Visual Automatic No.5 is a large, horizontally oriented box-type construction that is mounted on a wall. Much of the exterior of the work is painted black, but set into it, at the centre-left of the composition, is a white rectangular area, part of which is on the same plane as the black box’s front and part of which is recessed into it, the two being connected by a sloping surface. A yellow plastic disk is housed to the bottom of the flat left-hand portion of the white area and a blue plastic disk of a similar size is located to the top of the sloping area, and behind each disk is a light bulb. Eleven blue metal strips set into the recessed white area lead the viewer’s eye towards the right, to another rectangular section that is bordered at one end by a yellow Perspex sheet that conceals a further light bulb. A blue and white geometrical object is placed close to this light source and is connected to a concealed motor which enables it to rotate and diffuse the light coming from behind the yellow plastic across the surface of the construction. The glossy sheen of the white-painted plywood increases the play of this light across the surface. Each of the lights in the work is connected to an unseen circuit board and flash in a series of random computer-generated sequences.

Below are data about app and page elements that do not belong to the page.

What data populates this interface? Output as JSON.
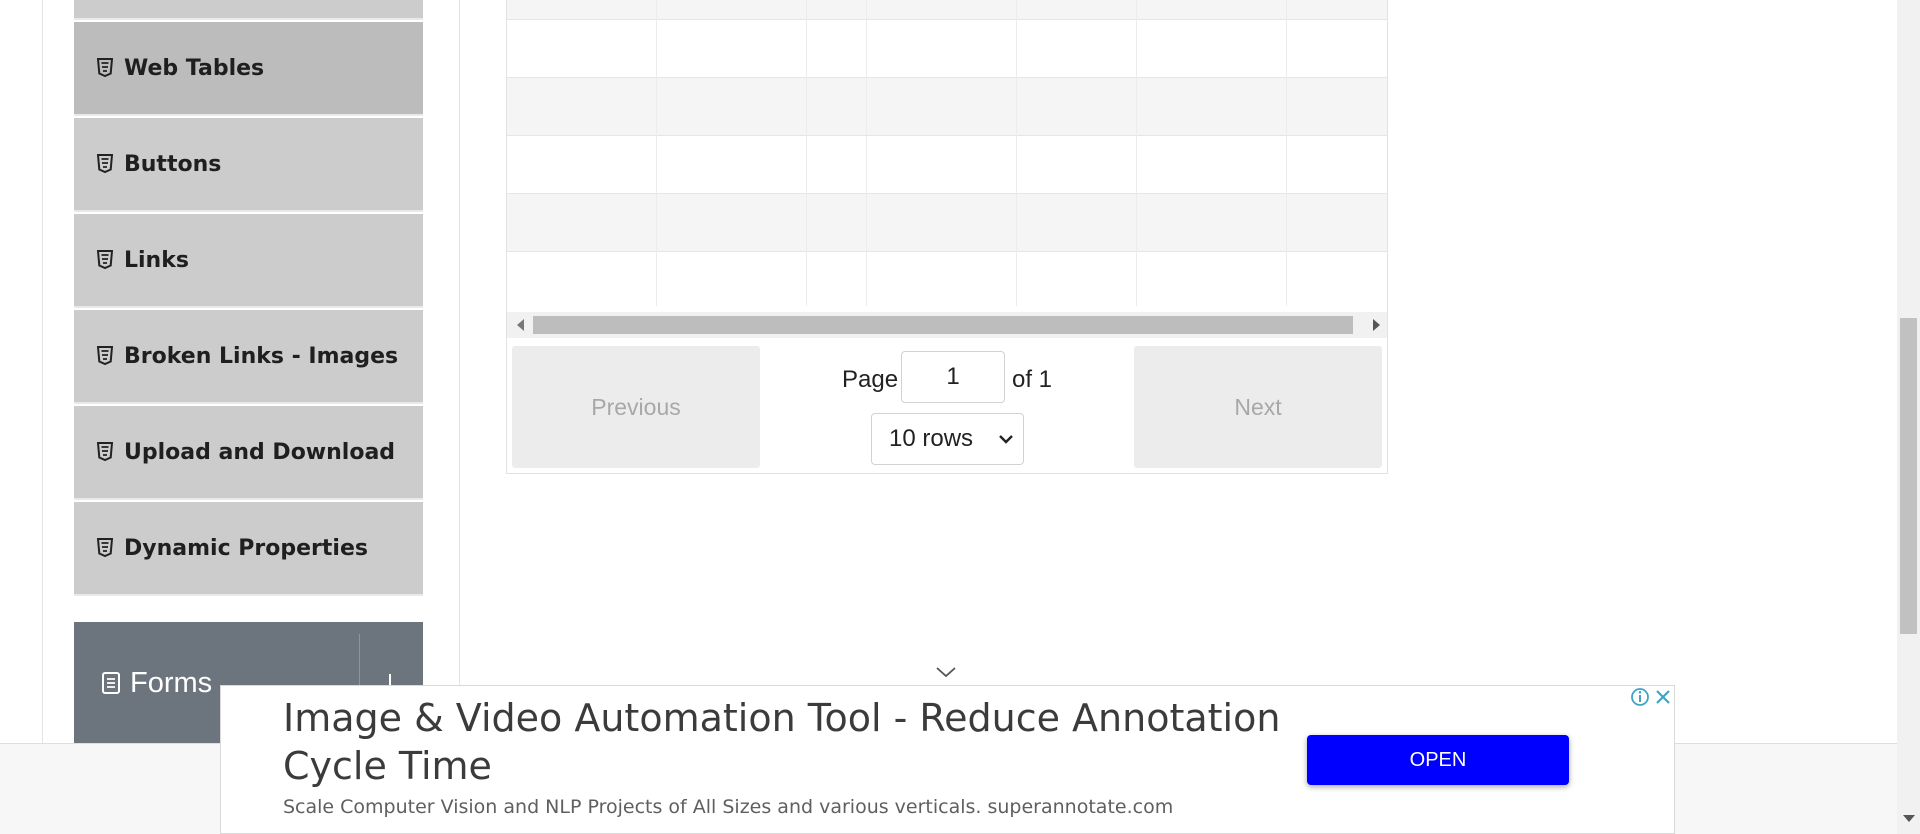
{
  "sidebar": {
    "items": [
      {
        "label": "Web Tables",
        "icon": "html5-icon",
        "active": true
      },
      {
        "label": "Buttons",
        "icon": "html5-icon",
        "active": false
      },
      {
        "label": "Links",
        "icon": "html5-icon",
        "active": false
      },
      {
        "label": "Broken Links - Images",
        "icon": "html5-icon",
        "active": false
      },
      {
        "label": "Upload and Download",
        "icon": "html5-icon",
        "active": false
      },
      {
        "label": "Dynamic Properties",
        "icon": "html5-icon",
        "active": false
      }
    ],
    "forms_group": {
      "label": "Forms",
      "icon": "document-icon",
      "toggle_icon": "arrow-icon"
    }
  },
  "pagination": {
    "previous_label": "Previous",
    "next_label": "Next",
    "page_label": "Page",
    "current_page": "1",
    "of_label": "of 1",
    "rows_selected": "10 rows"
  },
  "ad": {
    "headline": "Image & Video Automation Tool - Reduce Annotation Cycle Time",
    "description": "Scale Computer Vision and NLP Projects of All Sizes and various verticals. superannotate.com",
    "cta_label": "OPEN",
    "cta_color": "#0000ff",
    "icons": [
      "adchoices-icon",
      "close-icon"
    ]
  },
  "colors": {
    "sidebar_item_bg": "#cccccc",
    "sidebar_active_bg": "#bcbcbc",
    "forms_header_bg": "#6c757d"
  }
}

Visual Automatic No.5 was produced in 1965 by the British conceptual artist and sculptor Stephen Willats in his studio in Paddington, London. It is one of a series of six sculptures that Willats created in the mid-1960s, each of which have the title Visual Automatic or Visual Field Automatic followed by a number. The design and planning process for Visual Automatic No.5 is laid out in a series of preparatory ‘worksheets’ made by Willats that are also owned by Tate (see Worksheet for Visual Automatic No.5, No.1 1965, Tate T11831, Worksheet for Visual Automatic No.5, No.2 1965, Tate T11832, Worksheet for Visual Automatic No.5, No.3. 1965, Tate T11833, and Worksheet for Visual Automatic No.5, No.4 1965, Tate T12025).
This sculpture and another in the series owned by Tate, Visual Field Automatic No.1 1964 (Tate T11786), are examples of Willats’s early object-based work that explores the relationship between art and social behaviour. The artist first became interested in this when working as a gallery assistant at the experimental Drian space in London in 1958–61, at which time he has said he ‘began to wonder what would happen if you introduced a random variable which upset [the viewers’] model of certainty’ (quoted in Mallen 2005, p.2). Following this, in the two years prior to the construction of Visual Automatic No.5, Willats studied on the experimental Groundcourse at the Ealing School of Art in London, which encouraged a multidisciplinary approach to art practice through the understanding of semiotics, learning theory, the behavioural sciences and cybernetics (the study of mechanical, physical, biological, cognitive and social systems).
In Visual Automatic No.5 the random sequences of flashing lights may provoke the viewer to impose some order or pattern on the flashes. At the same time, the blue and white metal object in the centre of the structure is programmed to rotate approximately ten times per second, a speed which reflects the frequency of the brain’s alpha rhythms – those that occur when an individual is awake but mentally at rest. The sculpture therefore has a dual effect on the viewer: an unpredictable flashing that causes the brain to try to order and comprehend stimuli, and the repetitive diffusion of light by the metal oscillator that encourages relaxation. In 2005 Willats reflected that
these visual automatics, alpha rhythm perceptual works, gave rise to the feeling that the conventional role of the artist was redundant and inappropriate to the cybernetic world and, for a time, I renamed myself as ‘conceptual designer’, trying to change the inner fabric of society, with vehicles for people to transform their self-organising potential.
(Willats in Mallen 2005, p.4.)
Visual Automatic No.5 was first displayed in 1966 in the group exhibition Undefined Situation at the Howard Roberts Gallery, Cardiff.
George Mallen, ‘Stephen Willats: An Interview on Art, Cybernetics and Social Intervention’, Page Sixty: Bulletin of the Computer Arts Society, Spring 2005, pp.1–7.
Emily Pethick, ‘Stephen Willats, Chronology 1958–69’, Raven Row, London 2014, http://www.ravenrow.org/texts/54/, accessed 5 December 2014.
Alex Sainsbury, ‘Stephen Willats, Introduction’, Raven Row, London 2014, http://www.ravenrow.org/texts/54/, accessed 5 December 2014.
Supported by Christie’s.